Stored dataset items:

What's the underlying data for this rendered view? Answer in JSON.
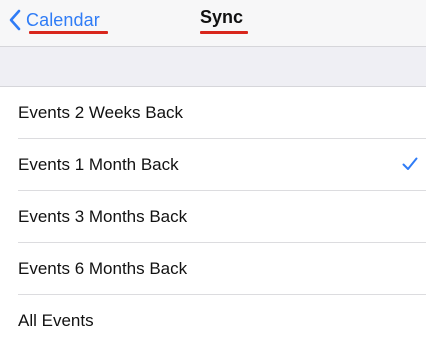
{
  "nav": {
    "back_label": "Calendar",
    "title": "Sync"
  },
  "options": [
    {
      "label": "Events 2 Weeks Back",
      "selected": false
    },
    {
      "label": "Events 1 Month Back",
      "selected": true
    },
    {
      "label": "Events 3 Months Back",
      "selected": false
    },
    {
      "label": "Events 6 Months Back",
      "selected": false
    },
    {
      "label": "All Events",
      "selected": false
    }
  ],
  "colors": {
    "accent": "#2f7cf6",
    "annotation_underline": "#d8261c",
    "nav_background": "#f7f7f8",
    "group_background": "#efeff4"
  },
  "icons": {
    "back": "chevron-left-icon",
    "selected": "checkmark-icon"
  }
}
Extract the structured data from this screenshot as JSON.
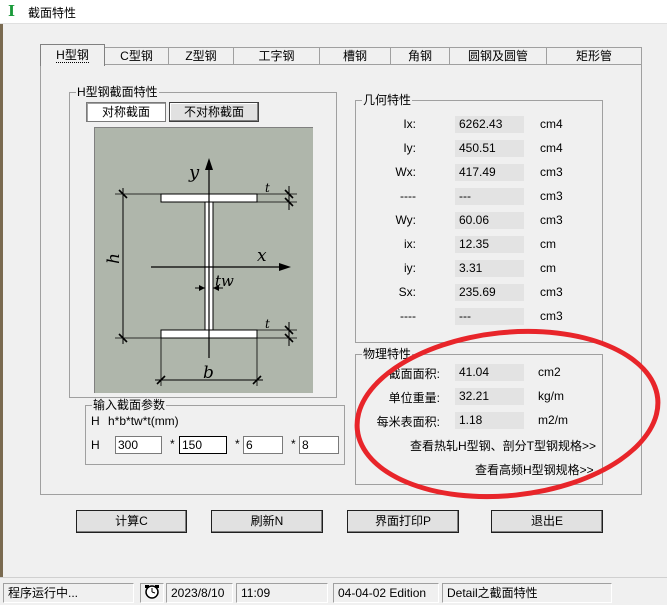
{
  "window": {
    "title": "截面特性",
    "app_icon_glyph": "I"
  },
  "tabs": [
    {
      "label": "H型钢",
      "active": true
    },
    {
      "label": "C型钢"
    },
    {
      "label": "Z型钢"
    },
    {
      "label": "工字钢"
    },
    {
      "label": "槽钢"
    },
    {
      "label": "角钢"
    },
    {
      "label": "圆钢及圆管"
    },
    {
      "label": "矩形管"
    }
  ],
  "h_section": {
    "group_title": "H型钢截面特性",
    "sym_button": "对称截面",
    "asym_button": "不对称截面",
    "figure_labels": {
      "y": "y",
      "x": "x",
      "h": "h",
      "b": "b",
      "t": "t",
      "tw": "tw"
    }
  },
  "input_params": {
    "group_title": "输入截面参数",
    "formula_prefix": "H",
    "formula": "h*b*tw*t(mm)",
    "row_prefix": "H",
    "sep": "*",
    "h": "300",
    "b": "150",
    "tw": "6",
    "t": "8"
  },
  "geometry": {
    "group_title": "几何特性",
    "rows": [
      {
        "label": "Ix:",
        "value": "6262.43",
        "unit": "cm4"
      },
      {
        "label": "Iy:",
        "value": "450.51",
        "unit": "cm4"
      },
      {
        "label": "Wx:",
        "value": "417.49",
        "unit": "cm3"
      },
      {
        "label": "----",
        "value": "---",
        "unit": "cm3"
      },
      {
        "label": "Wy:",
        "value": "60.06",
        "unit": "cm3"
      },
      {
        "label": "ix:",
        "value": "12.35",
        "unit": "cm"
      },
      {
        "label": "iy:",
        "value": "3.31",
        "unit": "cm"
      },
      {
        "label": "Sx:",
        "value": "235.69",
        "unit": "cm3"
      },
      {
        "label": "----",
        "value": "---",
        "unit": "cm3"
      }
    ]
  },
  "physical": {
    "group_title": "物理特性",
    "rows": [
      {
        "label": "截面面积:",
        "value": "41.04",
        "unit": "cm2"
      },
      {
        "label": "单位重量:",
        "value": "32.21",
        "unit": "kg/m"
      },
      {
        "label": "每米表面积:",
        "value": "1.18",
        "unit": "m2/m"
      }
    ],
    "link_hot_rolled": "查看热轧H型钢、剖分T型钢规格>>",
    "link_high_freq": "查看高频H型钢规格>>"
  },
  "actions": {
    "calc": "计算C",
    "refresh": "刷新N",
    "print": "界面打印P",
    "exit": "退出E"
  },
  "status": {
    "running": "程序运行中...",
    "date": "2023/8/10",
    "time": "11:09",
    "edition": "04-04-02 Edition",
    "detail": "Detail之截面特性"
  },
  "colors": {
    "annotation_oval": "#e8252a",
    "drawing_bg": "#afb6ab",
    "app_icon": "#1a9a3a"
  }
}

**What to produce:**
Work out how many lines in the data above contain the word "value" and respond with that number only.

**Answer section:**
12